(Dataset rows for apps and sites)
__________
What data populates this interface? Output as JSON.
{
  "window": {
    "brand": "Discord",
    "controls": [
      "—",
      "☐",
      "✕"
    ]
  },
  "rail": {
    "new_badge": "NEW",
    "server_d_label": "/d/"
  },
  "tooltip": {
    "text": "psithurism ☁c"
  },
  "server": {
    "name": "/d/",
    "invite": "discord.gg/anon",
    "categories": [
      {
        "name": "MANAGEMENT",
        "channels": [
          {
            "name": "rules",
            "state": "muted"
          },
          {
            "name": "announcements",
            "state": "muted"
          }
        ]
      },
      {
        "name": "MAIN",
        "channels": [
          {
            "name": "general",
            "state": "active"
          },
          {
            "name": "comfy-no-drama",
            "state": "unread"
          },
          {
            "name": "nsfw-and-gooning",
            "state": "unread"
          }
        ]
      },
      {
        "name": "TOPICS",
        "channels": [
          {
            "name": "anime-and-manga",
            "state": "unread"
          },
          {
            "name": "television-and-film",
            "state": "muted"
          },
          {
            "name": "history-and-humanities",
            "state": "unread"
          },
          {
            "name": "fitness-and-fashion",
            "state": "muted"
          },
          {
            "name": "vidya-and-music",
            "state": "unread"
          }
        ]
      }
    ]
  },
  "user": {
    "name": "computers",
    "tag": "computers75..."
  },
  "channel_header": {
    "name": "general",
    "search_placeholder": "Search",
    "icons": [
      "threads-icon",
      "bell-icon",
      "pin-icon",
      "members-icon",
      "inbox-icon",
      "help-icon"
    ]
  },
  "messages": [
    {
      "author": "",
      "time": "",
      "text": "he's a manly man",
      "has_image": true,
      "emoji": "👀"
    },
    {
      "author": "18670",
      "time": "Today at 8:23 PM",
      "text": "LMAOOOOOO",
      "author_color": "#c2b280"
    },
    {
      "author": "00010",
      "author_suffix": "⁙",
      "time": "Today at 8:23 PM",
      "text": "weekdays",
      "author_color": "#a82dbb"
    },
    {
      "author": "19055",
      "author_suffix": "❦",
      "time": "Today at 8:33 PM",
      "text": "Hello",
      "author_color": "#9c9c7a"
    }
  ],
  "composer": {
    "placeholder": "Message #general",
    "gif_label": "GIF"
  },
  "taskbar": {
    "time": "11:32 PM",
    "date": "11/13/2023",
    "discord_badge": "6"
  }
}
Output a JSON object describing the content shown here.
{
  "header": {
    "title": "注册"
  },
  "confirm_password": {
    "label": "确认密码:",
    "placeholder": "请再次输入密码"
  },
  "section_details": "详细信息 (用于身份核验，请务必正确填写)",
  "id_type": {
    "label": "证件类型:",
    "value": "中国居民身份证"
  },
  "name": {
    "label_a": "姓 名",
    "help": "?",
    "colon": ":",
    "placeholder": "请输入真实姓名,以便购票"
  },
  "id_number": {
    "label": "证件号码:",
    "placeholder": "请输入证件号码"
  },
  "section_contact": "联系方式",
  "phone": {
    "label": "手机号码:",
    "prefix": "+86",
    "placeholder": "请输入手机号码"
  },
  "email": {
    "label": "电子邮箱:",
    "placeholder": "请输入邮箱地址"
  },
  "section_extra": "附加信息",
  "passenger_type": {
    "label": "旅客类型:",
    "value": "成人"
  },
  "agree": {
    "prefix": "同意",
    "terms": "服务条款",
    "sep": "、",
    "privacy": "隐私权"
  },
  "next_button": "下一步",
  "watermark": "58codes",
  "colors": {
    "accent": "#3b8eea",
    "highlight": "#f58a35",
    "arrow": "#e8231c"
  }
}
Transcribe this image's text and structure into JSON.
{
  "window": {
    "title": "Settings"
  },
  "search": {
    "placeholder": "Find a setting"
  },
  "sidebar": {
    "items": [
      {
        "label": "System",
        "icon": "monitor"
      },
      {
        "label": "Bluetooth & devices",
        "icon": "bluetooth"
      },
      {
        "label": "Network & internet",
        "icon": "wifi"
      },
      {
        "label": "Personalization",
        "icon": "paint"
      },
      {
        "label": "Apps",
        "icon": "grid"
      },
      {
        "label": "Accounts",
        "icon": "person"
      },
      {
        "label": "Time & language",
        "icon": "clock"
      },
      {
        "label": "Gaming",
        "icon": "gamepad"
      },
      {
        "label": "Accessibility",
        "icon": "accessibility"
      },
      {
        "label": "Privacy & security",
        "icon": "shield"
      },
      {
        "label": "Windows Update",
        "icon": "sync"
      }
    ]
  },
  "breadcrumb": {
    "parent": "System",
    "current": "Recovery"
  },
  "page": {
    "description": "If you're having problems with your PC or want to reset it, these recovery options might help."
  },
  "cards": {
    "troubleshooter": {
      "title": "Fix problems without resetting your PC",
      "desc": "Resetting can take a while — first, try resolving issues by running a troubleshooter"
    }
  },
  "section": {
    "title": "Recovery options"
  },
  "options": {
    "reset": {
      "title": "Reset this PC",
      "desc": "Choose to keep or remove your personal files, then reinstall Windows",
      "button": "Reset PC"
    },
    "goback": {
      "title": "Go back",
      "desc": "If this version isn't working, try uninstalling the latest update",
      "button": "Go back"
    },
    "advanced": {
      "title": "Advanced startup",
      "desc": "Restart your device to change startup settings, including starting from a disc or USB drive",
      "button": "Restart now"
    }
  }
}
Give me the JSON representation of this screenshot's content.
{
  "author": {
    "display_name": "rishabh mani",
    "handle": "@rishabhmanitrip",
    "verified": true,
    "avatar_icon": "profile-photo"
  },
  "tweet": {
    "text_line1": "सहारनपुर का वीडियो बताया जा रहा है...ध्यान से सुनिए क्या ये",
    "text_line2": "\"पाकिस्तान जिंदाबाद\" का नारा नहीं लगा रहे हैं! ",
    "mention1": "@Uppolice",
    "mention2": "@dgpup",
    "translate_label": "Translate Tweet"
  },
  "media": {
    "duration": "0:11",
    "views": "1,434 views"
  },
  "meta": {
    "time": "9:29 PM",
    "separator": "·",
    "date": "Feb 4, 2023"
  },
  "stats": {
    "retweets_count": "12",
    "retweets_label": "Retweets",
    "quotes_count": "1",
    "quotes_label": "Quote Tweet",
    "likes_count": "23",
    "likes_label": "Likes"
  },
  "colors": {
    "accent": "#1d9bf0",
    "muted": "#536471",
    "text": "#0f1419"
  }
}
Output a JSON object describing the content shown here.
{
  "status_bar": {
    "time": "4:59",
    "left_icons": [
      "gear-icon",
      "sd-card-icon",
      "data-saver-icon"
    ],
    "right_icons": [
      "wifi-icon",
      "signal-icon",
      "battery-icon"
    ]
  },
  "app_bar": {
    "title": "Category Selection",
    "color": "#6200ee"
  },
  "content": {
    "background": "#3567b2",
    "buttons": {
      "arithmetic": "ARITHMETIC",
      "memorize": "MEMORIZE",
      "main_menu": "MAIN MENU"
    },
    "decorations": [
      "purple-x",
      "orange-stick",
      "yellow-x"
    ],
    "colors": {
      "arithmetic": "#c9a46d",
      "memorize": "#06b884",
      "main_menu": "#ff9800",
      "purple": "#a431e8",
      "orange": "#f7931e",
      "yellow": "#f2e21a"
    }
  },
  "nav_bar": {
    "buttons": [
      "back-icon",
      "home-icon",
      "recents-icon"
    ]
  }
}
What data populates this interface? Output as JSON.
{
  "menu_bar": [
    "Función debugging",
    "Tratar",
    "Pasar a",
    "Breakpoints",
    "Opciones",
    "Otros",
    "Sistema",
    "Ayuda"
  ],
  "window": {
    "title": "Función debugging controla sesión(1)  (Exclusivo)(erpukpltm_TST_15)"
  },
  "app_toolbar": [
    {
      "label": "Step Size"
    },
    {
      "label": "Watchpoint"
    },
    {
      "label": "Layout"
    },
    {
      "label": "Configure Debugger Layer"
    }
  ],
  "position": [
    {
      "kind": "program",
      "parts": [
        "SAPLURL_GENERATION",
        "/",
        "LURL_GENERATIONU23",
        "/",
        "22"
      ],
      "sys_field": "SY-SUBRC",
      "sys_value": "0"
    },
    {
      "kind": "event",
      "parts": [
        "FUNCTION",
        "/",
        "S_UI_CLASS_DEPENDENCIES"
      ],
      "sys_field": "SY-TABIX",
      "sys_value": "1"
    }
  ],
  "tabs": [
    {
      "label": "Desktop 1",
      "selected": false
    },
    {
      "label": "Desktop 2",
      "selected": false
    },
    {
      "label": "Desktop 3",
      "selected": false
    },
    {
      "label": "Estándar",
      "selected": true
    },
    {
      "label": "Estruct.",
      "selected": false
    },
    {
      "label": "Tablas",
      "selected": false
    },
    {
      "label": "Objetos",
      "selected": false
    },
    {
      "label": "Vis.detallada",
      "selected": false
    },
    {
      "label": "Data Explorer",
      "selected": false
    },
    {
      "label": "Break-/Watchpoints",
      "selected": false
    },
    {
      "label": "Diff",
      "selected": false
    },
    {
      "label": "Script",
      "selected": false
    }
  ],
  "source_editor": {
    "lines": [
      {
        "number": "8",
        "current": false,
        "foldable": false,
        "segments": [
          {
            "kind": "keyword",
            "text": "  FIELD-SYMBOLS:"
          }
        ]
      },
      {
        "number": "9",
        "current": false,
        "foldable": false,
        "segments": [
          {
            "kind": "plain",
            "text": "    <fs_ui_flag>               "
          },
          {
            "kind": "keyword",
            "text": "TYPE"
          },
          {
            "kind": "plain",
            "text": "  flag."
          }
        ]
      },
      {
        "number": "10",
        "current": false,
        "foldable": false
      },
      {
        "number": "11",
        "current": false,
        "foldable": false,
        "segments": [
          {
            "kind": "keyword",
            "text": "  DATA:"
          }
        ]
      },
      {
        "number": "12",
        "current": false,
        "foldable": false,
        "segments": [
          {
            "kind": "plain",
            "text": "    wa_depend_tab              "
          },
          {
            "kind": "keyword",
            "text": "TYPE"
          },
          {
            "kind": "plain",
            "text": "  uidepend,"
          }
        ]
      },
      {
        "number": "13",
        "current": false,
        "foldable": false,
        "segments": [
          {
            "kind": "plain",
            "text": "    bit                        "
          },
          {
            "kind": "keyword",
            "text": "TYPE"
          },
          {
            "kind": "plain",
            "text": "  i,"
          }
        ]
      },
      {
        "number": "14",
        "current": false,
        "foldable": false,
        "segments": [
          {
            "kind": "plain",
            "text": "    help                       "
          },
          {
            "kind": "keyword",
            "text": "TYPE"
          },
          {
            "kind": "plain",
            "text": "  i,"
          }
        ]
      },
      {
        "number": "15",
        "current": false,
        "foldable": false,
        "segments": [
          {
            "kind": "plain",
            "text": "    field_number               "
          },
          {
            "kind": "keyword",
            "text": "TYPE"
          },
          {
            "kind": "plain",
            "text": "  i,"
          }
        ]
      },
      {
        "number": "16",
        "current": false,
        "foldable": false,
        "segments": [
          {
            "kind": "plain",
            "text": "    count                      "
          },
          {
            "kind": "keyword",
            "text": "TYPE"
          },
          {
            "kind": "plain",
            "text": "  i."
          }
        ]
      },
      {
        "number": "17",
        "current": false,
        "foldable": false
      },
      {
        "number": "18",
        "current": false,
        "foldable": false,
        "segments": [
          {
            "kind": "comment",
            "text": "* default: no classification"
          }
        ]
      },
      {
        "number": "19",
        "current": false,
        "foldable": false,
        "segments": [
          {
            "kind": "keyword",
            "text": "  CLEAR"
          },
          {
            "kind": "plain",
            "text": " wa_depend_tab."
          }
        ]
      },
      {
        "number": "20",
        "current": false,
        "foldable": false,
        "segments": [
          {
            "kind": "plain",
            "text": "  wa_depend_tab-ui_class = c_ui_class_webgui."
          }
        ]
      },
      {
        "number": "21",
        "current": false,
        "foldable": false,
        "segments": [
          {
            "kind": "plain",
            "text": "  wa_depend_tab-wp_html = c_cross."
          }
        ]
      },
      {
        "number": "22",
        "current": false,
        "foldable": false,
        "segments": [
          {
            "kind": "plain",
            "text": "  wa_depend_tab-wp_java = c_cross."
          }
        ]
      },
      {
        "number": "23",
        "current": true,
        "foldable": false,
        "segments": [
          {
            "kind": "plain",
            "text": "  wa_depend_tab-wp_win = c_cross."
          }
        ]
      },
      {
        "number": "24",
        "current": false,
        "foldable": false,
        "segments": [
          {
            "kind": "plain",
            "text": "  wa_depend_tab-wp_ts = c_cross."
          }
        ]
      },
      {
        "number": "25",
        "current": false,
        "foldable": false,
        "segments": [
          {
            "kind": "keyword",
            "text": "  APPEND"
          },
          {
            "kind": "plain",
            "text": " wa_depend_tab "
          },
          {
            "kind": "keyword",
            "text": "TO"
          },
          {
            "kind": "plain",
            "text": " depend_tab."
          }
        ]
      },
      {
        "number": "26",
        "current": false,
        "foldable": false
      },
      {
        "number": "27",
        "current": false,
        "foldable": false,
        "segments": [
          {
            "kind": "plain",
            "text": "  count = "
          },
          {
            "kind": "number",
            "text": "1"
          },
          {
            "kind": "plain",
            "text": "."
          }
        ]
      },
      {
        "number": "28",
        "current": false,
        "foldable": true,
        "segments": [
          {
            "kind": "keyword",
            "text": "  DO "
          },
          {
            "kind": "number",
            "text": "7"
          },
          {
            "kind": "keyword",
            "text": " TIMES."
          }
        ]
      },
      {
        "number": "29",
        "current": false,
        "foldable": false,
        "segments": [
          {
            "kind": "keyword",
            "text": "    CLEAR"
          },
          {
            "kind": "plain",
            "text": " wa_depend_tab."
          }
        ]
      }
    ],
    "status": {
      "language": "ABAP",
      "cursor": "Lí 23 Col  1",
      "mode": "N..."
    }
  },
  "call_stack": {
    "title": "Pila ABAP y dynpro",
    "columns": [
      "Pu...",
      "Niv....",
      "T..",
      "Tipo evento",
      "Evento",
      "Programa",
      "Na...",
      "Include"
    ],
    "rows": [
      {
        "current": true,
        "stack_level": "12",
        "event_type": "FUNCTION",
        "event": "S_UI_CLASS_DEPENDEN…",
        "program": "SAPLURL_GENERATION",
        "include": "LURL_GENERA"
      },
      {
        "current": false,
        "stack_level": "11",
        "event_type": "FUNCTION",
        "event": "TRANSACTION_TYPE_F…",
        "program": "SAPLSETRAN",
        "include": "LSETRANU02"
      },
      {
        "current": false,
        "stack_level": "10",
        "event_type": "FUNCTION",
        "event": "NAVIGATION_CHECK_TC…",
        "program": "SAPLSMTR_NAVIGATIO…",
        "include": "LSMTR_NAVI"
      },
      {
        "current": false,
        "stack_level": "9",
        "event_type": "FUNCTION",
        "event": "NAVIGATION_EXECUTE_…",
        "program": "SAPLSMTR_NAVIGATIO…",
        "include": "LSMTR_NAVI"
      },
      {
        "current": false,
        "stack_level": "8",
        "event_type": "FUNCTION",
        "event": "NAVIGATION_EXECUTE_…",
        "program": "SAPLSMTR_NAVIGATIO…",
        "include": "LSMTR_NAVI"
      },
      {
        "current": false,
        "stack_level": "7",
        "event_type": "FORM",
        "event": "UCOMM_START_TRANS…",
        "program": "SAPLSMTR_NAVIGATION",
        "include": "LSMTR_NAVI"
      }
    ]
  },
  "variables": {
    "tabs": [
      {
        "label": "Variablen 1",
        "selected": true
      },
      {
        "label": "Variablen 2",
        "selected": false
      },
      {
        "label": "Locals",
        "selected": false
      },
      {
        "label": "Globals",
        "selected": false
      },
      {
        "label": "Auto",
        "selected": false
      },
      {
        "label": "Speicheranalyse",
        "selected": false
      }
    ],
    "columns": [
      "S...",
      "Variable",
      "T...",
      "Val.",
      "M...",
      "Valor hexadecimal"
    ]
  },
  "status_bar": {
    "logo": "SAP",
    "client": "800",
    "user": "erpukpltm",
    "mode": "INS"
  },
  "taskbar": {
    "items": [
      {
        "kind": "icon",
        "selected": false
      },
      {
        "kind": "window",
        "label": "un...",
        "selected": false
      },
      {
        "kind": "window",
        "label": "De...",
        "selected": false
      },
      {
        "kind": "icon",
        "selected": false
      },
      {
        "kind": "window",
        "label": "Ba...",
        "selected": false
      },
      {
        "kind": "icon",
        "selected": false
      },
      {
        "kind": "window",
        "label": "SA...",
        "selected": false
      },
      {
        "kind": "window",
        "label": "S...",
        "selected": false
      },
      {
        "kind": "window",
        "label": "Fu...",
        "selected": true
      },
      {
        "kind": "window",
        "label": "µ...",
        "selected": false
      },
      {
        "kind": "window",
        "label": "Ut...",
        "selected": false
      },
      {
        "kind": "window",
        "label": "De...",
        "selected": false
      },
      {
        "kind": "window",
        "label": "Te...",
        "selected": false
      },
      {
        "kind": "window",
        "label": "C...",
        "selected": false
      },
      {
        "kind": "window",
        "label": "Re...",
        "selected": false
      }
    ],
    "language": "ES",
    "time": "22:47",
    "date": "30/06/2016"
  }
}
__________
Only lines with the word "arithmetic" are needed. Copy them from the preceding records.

      "arithmetic": "ARITHMETIC",
      "arithmetic": "#c9a46d",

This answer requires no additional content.